|Citing Patent||Filing date||Publication date||Applicant||Title|
|US5805742 *||Aug 16, 1995||Sep 8, 1998||Trw Inc.||Object detection system with minimum-spanning gradient filter for scene clutter suppression|
|US6765220||Jan 10, 2001||Jul 20, 2004||Lockheed Martin Corporation||Infrared scene generator using fluorescent conversion material|
|US7800582 *||Apr 20, 2005||Sep 21, 2010||Weather Central, Inc.||Scene launcher system and method for weather report presentations and the like|

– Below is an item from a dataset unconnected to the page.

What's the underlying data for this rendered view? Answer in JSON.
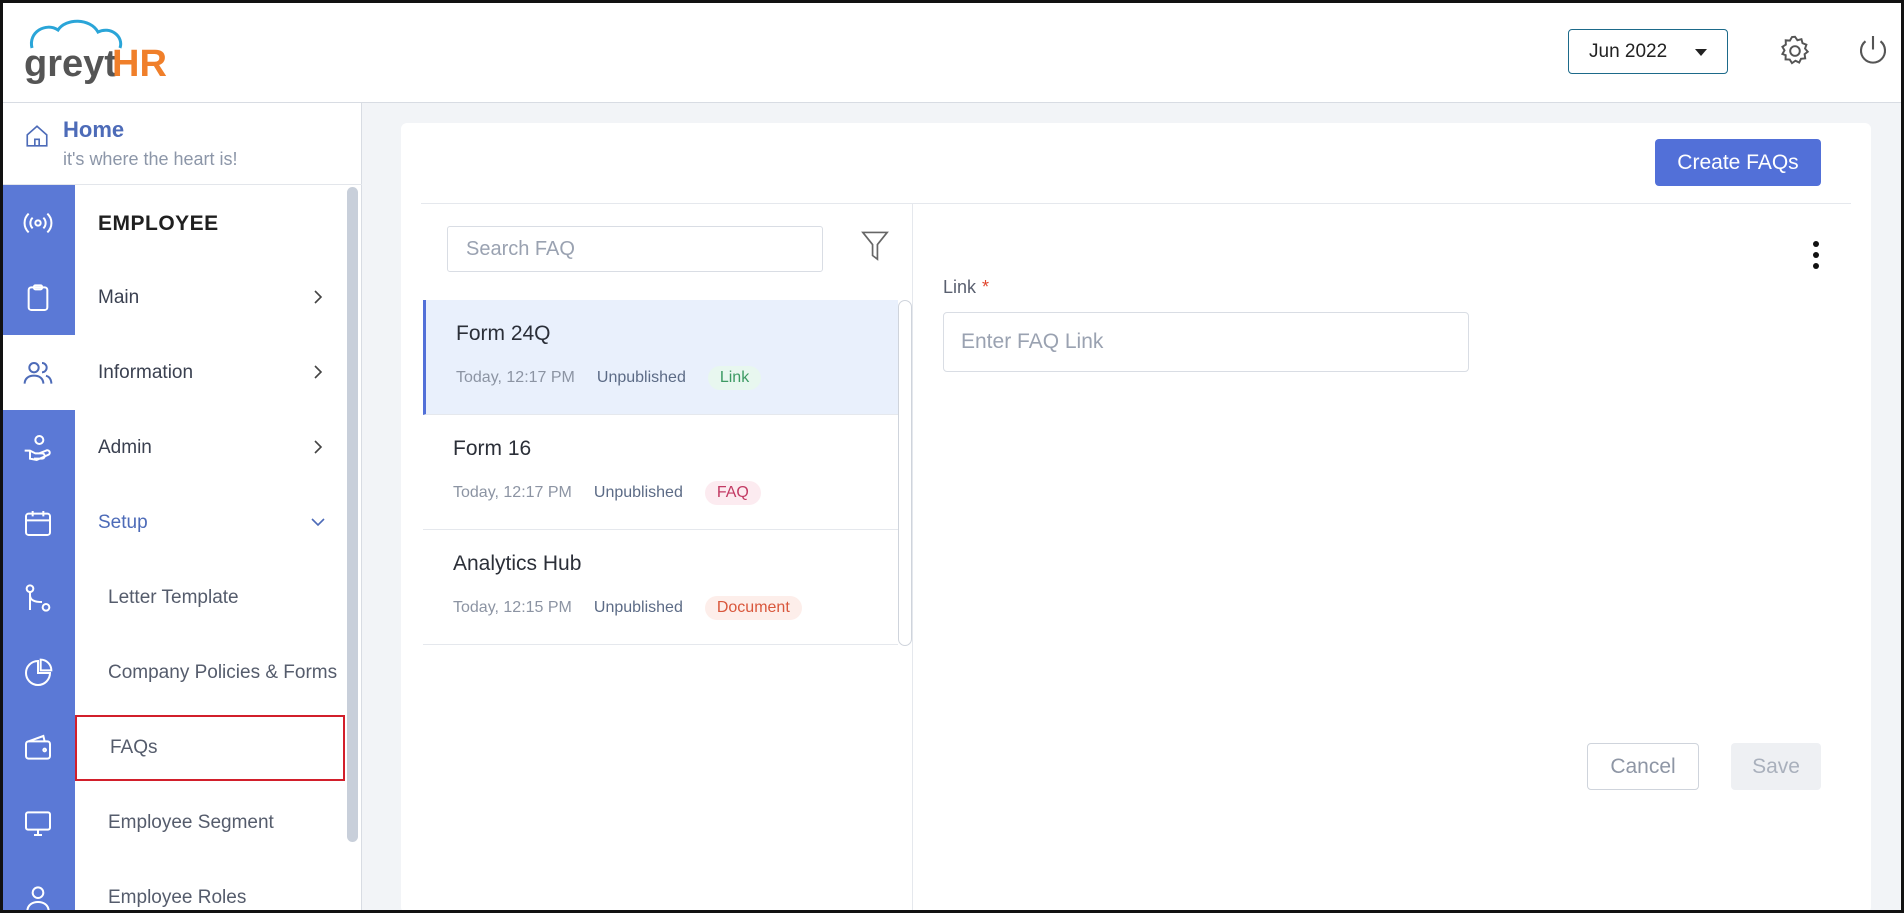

|US7899271||Jul 16, 2007||Mar 1, 2011||Raytheon Company||System and method of moving target based calibration of non-uniformity compensation for optical imagers|
|US8360051 *||Nov 12, 2008||Jan 29, 2013||Brightsource Industries (Israel) Ltd.||Solar receiver with energy flux measurement and control|

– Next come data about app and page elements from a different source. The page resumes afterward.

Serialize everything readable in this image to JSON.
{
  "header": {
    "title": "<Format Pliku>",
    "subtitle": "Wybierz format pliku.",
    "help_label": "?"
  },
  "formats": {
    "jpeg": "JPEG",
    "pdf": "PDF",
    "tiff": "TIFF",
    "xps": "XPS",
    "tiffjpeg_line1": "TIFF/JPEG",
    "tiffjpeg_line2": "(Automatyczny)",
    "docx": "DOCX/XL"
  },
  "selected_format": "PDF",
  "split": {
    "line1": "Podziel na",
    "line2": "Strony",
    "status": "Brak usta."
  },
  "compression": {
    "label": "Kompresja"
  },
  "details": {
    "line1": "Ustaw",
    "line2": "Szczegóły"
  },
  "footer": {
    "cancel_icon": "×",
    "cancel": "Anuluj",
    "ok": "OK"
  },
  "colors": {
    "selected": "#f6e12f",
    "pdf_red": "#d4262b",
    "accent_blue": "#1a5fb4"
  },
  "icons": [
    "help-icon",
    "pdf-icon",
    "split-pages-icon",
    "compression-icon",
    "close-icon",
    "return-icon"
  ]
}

|US8731745||Jul 1, 2008||May 20, 2014||Aerojet Rocketdyne Of De, Inc.||Sequence diagram system|
|US8947778||May 27, 2011||Feb 3, 2015||Richard F. Horton||Two mirror unobscured telescopes with tilted focal surfaces|
|US20090250052 *||Nov 12, 2008||Oct 8, 2009||Luz Ii Ltd.||Solar receiver with energy flux measurement and control|
|US20100017055 *||Jul 1, 2008||Jan 21, 2010||Fisher Steven C||Sequence diagram system|
|WO1996036000A1 *||May 8, 1996||Nov 14, 1996||Northrop Grumman Corporation||Dynamically reconfigurable data processing system|
|WO2009048660A2 *||Jul 15, 2008||Apr 16, 2009||Raytheon Company||System and method of moving target based calibration of non-uniformity compensation for optical imagers|
|WO2009048660A3 *||Jul 15, 2008||May 28, 2009||Raytheon Co||System and method of moving target based calibration of non-uniformity compensation for optical imagers|
|U.S. Classification||250/332, 250/252.1, 250/504.00R, 250/495.1|
|International Classification||G01S3/781, G01M11/00|
|Cooperative Classification||G01S3/781, G01M11/00|
|European Classification||G01S3/781, G01M11/00|
|Oct 31, 1990||AS||Assignment|
Owner name: GRUMMAN AEROSPACE COPR., NEW YORK
Free format text: ASSIGNMENT OF ASSIGNORS INTEREST.;ASSIGNORS:REITMAN, WILLIAM;KENNEDY, JEANETTE;REEL/FRAME:005502/0778
Effective date: 19901031
|Aug 9, 1996||FPAY||Fee payment|
Year of fee payment: 4
|Sep 5, 2000||REMI||Maintenance fee reminder mailed|
|Feb 11, 2001||LAPS||Lapse for failure to pay maintenance fees|
|Apr 17, 2001||FP||Expired due to failure to pay maintenance fee|
Effective date: 20010209